Input for this task:
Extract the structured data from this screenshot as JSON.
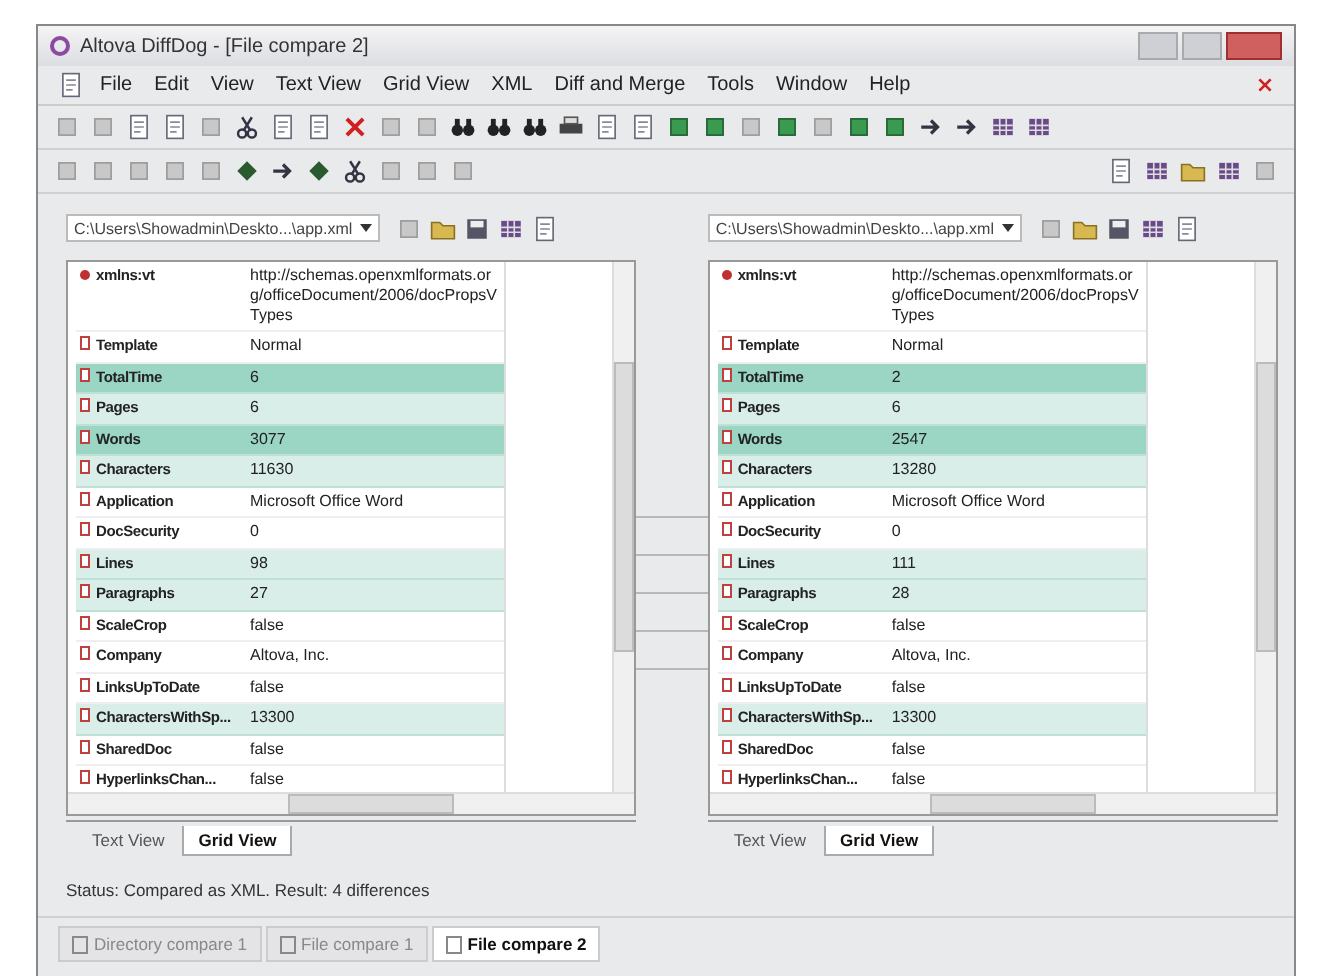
{
  "window": {
    "title": "Altova DiffDog - [File compare 2]"
  },
  "menu": [
    "File",
    "Edit",
    "View",
    "Text View",
    "Grid View",
    "XML",
    "Diff and Merge",
    "Tools",
    "Window",
    "Help"
  ],
  "panes": [
    {
      "path": "C:\\Users\\Showadmin\\Deskto...\\app.xml",
      "rows": [
        {
          "kind": "attribute",
          "name": "xmlns:vt",
          "value": "http://schemas.openxmlformats.org/officeDocument/2006/docPropsVTypes",
          "changed": false,
          "highlighted": false
        },
        {
          "kind": "element",
          "name": "Template",
          "value": "Normal",
          "changed": false,
          "highlighted": false
        },
        {
          "kind": "element",
          "name": "TotalTime",
          "value": "6",
          "changed": true,
          "highlighted": true
        },
        {
          "kind": "element",
          "name": "Pages",
          "value": "6",
          "changed": true,
          "highlighted": false
        },
        {
          "kind": "element",
          "name": "Words",
          "value": "3077",
          "changed": true,
          "highlighted": true
        },
        {
          "kind": "element",
          "name": "Characters",
          "value": "11630",
          "changed": true,
          "highlighted": false
        },
        {
          "kind": "element",
          "name": "Application",
          "value": "Microsoft Office Word",
          "changed": false,
          "highlighted": false
        },
        {
          "kind": "element",
          "name": "DocSecurity",
          "value": "0",
          "changed": false,
          "highlighted": false
        },
        {
          "kind": "element",
          "name": "Lines",
          "value": "98",
          "changed": true,
          "highlighted": false
        },
        {
          "kind": "element",
          "name": "Paragraphs",
          "value": "27",
          "changed": true,
          "highlighted": false
        },
        {
          "kind": "element",
          "name": "ScaleCrop",
          "value": "false",
          "changed": false,
          "highlighted": false
        },
        {
          "kind": "element",
          "name": "Company",
          "value": "Altova, Inc.",
          "changed": false,
          "highlighted": false
        },
        {
          "kind": "element",
          "name": "LinksUpToDate",
          "value": "false",
          "changed": false,
          "highlighted": false
        },
        {
          "kind": "element",
          "name": "CharactersWithSp...",
          "value": "13300",
          "changed": true,
          "highlighted": false
        },
        {
          "kind": "element",
          "name": "SharedDoc",
          "value": "false",
          "changed": false,
          "highlighted": false
        },
        {
          "kind": "element",
          "name": "HyperlinksChan...",
          "value": "false",
          "changed": false,
          "highlighted": false
        }
      ],
      "tabs": [
        {
          "label": "Text View",
          "selected": false
        },
        {
          "label": "Grid View",
          "selected": true
        }
      ]
    },
    {
      "path": "C:\\Users\\Showadmin\\Deskto...\\app.xml",
      "rows": [
        {
          "kind": "attribute",
          "name": "xmlns:vt",
          "value": "http://schemas.openxmlformats.org/officeDocument/2006/docPropsVTypes",
          "changed": false,
          "highlighted": false
        },
        {
          "kind": "element",
          "name": "Template",
          "value": "Normal",
          "changed": false,
          "highlighted": false
        },
        {
          "kind": "element",
          "name": "TotalTime",
          "value": "2",
          "changed": true,
          "highlighted": true
        },
        {
          "kind": "element",
          "name": "Pages",
          "value": "6",
          "changed": true,
          "highlighted": false
        },
        {
          "kind": "element",
          "name": "Words",
          "value": "2547",
          "changed": true,
          "highlighted": true
        },
        {
          "kind": "element",
          "name": "Characters",
          "value": "13280",
          "changed": true,
          "highlighted": false
        },
        {
          "kind": "element",
          "name": "Application",
          "value": "Microsoft Office Word",
          "changed": false,
          "highlighted": false
        },
        {
          "kind": "element",
          "name": "DocSecurity",
          "value": "0",
          "changed": false,
          "highlighted": false
        },
        {
          "kind": "element",
          "name": "Lines",
          "value": "111",
          "changed": true,
          "highlighted": false
        },
        {
          "kind": "element",
          "name": "Paragraphs",
          "value": "28",
          "changed": true,
          "highlighted": false
        },
        {
          "kind": "element",
          "name": "ScaleCrop",
          "value": "false",
          "changed": false,
          "highlighted": false
        },
        {
          "kind": "element",
          "name": "Company",
          "value": "Altova, Inc.",
          "changed": false,
          "highlighted": false
        },
        {
          "kind": "element",
          "name": "LinksUpToDate",
          "value": "false",
          "changed": false,
          "highlighted": false
        },
        {
          "kind": "element",
          "name": "CharactersWithSp...",
          "value": "13300",
          "changed": true,
          "highlighted": false
        },
        {
          "kind": "element",
          "name": "SharedDoc",
          "value": "false",
          "changed": false,
          "highlighted": false
        },
        {
          "kind": "element",
          "name": "HyperlinksChan...",
          "value": "false",
          "changed": false,
          "highlighted": false
        }
      ],
      "tabs": [
        {
          "label": "Text View",
          "selected": false
        },
        {
          "label": "Grid View",
          "selected": true
        }
      ]
    }
  ],
  "status_bar": "Status: Compared as XML. Result: 4 differences",
  "documents": [
    {
      "label": "Directory compare 1",
      "selected": false
    },
    {
      "label": "File compare 1",
      "selected": false
    },
    {
      "label": "File compare 2",
      "selected": true
    }
  ]
}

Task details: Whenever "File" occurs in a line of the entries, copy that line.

Result:
    "title": "Altova DiffDog - [File compare 2]"
    "File",
      "label": "File compare 1",
      "label": "File compare 2",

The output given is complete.